| Requirement |
Please copy all of the entries exactly, but drop every picture.

(Saved entries)
_ _ _ _ _
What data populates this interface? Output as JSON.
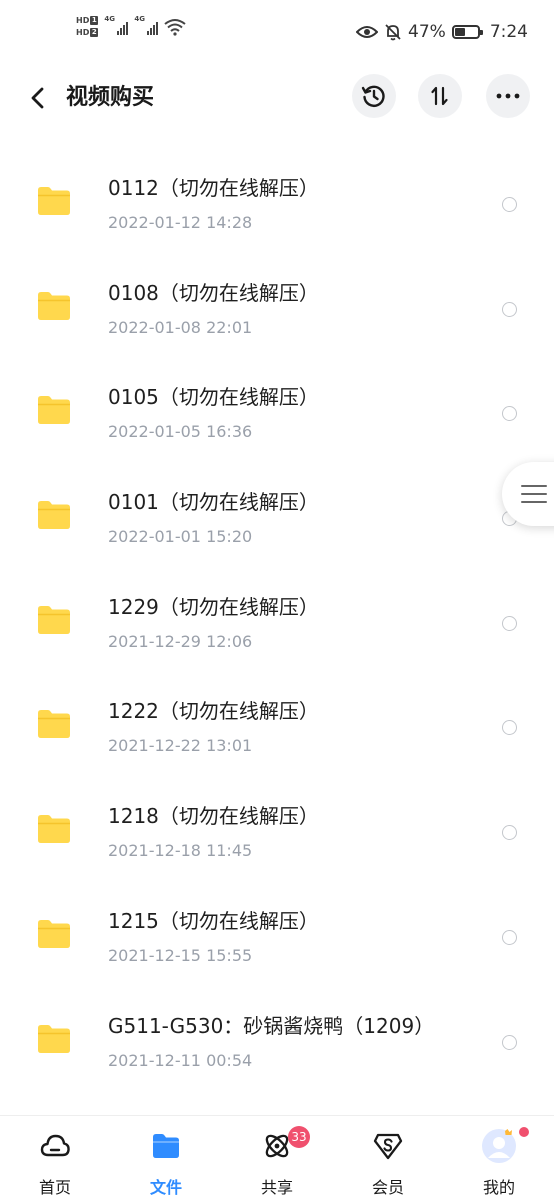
{
  "status_bar": {
    "hd1": "HD",
    "hd1_num": "1",
    "hd2": "HD",
    "hd2_num": "2",
    "network1": "4G",
    "network2": "4G",
    "battery_percent": "47%",
    "battery_level": 0.47,
    "time": "7:24",
    "icons": [
      "eye-icon",
      "bell-muted-icon",
      "wifi-icon",
      "battery-icon"
    ]
  },
  "header": {
    "title": "视频购买",
    "icons": [
      "back-arrow-icon",
      "history-icon",
      "sort-icon",
      "more-icon"
    ]
  },
  "files": [
    {
      "name": "0112（切勿在线解压）",
      "date": "2022-01-12  14:28"
    },
    {
      "name": "0108（切勿在线解压）",
      "date": "2022-01-08  22:01"
    },
    {
      "name": "0105（切勿在线解压）",
      "date": "2022-01-05  16:36"
    },
    {
      "name": "0101（切勿在线解压）",
      "date": "2022-01-01  15:20"
    },
    {
      "name": "1229（切勿在线解压）",
      "date": "2021-12-29  12:06"
    },
    {
      "name": "1222（切勿在线解压）",
      "date": "2021-12-22  13:01"
    },
    {
      "name": "1218（切勿在线解压）",
      "date": "2021-12-18  11:45"
    },
    {
      "name": "1215（切勿在线解压）",
      "date": "2021-12-15  15:55"
    },
    {
      "name": "G511-G530：砂锅酱烧鸭（1209）",
      "date": "2021-12-11  00:54"
    }
  ],
  "bottom_nav": {
    "items": [
      {
        "label": "首页",
        "icon": "cloud-home-icon",
        "active": false
      },
      {
        "label": "文件",
        "icon": "folder-icon",
        "active": true
      },
      {
        "label": "共享",
        "icon": "share-atom-icon",
        "active": false,
        "badge": "33"
      },
      {
        "label": "会员",
        "icon": "vip-diamond-icon",
        "active": false
      },
      {
        "label": "我的",
        "icon": "avatar-icon",
        "active": false,
        "dot": true
      }
    ]
  },
  "colors": {
    "accent": "#2f8cff",
    "folder": "#ffd84d",
    "badge": "#f0506e",
    "date_text": "#9aa0aa"
  }
}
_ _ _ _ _
| Answer below |
What data populates this interface? Output as JSON.
{
  "status_bar": {
    "hd1": "HD",
    "hd1_num": "1",
    "hd2": "HD",
    "hd2_num": "2",
    "network1": "4G",
    "network2": "4G",
    "battery_percent": "47%",
    "battery_level": 0.47,
    "time": "7:24",
    "icons": [
      "eye-icon",
      "bell-muted-icon",
      "wifi-icon",
      "battery-icon"
    ]
  },
  "header": {
    "title": "视频购买",
    "icons": [
      "back-arrow-icon",
      "history-icon",
      "sort-icon",
      "more-icon"
    ]
  },
  "files": [
    {
      "name": "0112（切勿在线解压）",
      "date": "2022-01-12  14:28"
    },
    {
      "name": "0108（切勿在线解压）",
      "date": "2022-01-08  22:01"
    },
    {
      "name": "0105（切勿在线解压）",
      "date": "2022-01-05  16:36"
    },
    {
      "name": "0101（切勿在线解压）",
      "date": "2022-01-01  15:20"
    },
    {
      "name": "1229（切勿在线解压）",
      "date": "2021-12-29  12:06"
    },
    {
      "name": "1222（切勿在线解压）",
      "date": "2021-12-22  13:01"
    },
    {
      "name": "1218（切勿在线解压）",
      "date": "2021-12-18  11:45"
    },
    {
      "name": "1215（切勿在线解压）",
      "date": "2021-12-15  15:55"
    },
    {
      "name": "G511-G530：砂锅酱烧鸭（1209）",
      "date": "2021-12-11  00:54"
    }
  ],
  "bottom_nav": {
    "items": [
      {
        "label": "首页",
        "icon": "cloud-home-icon",
        "active": false
      },
      {
        "label": "文件",
        "icon": "folder-icon",
        "active": true
      },
      {
        "label": "共享",
        "icon": "share-atom-icon",
        "active": false,
        "badge": "33"
      },
      {
        "label": "会员",
        "icon": "vip-diamond-icon",
        "active": false
      },
      {
        "label": "我的",
        "icon": "avatar-icon",
        "active": false,
        "dot": true
      }
    ]
  },
  "colors": {
    "accent": "#2f8cff",
    "folder": "#ffd84d",
    "badge": "#f0506e",
    "date_text": "#9aa0aa"
  }
}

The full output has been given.